Abandoned 1958 Pontiac Chieftain Has Been Sitting for 40 Years, Engine Refuses to Die
Produced from 1949 to 1958 over three generations, the Chieftain was one of Pontiac’s shortest-lived nameplates. And even though it was overshadowed by its Chevrolet Tri-Five counterparts in the mid-1950s, it’s a somewhat desirable classic in the 21st century. As a result, more and more people are saving them from rotting away in junkyards and barns.
This four-door sedan is one of the lucky ones. Sure, it’s not the more desirable second-gen model that shared underpinnings with the Tri-Five and the Bel Air, but the third-gen version has a few cool feats of its own. For starters, it came with the largest V8 ever offered in a Chieftain. And since it was produced for just one model year, it’s also the rarest of the bunch.
Needless to say, this Chieftain lived a rather rough existence. Parked sometime in the early 1980s, the sedan spent about 40 years off the road. That’s just enough time to turn a classic car into a big pile of junk, but, surprisingly enough, the Chieftain survived the test of time rather well.
Yes, the body is covered in lots of surface rust, but there aren’t all that many holes around the wheel arches and the side skirts. It’s pretty much a solid candidate for a rat rod build. The interior, on the other hand, is in bad shape. The upholstery needs to be replaced, while the headliner is toast, having transformed into strips of fabric that hang around the sides.
But what about the engine? Does it still have what it takes to move this heavy four-door around? Well, the guys who bought this Chieftain discovered signs of a rat’s nest, so I guess that says it all. But the good news is that the rodents didn’t chew through the wires yet, so they had hopes that the V8 would run without major repairs.
If you’re not familiar with the third-gen Chieftain, all of them were fitted with a 370-cubic-inch (6.1-liter) V8. An evolution of the 346-cubic-inch (5.7-liter) mill from 1957, it made 240 or 270 horsepower, depending on carburetor layout. Transmission choices included a three-speed manual and the Super Hydra-Matic auto.
We don’t know how much oomph this V8 generates, but it doesn’t even matter. What’s important is that it eventually agrees to fire up. Not only that, but it also ran well enough to enable the Poncho to take its first drive in four decades.

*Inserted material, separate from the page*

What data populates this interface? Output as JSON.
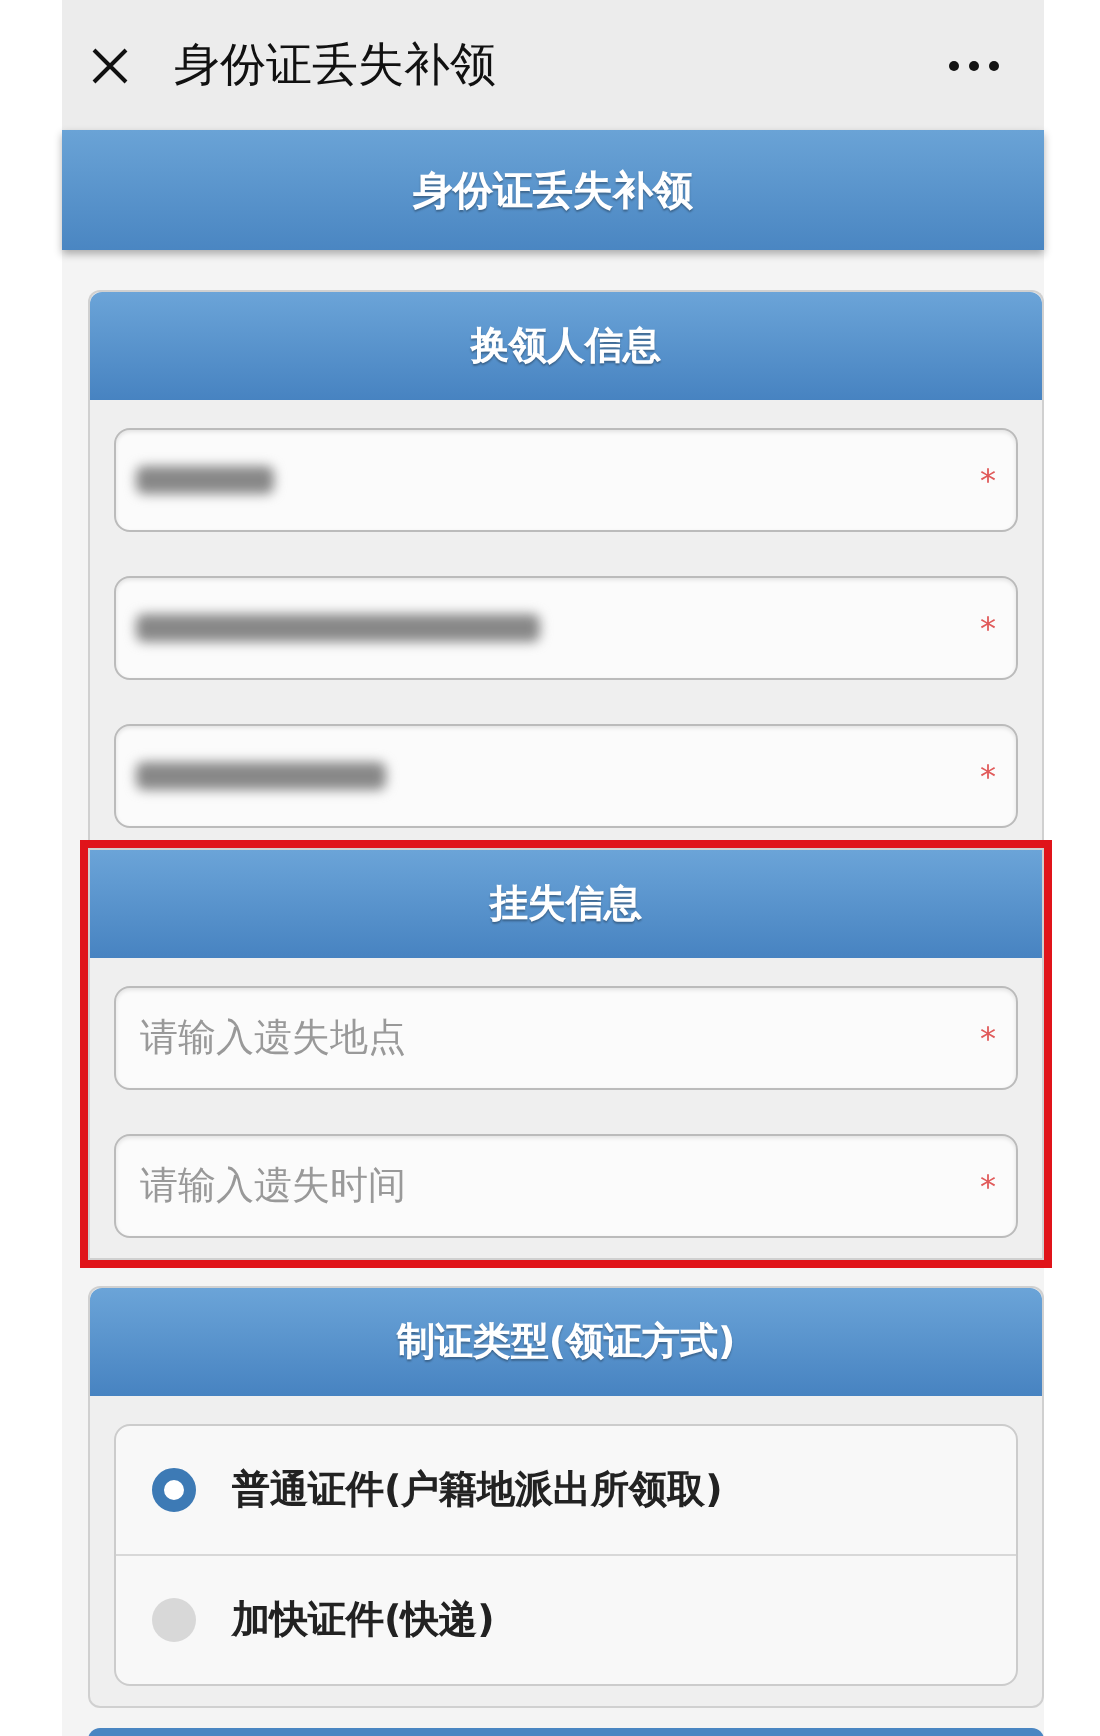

See it being brought back to life in the video below.
Source: Youtube/Puddin’s Fab Shop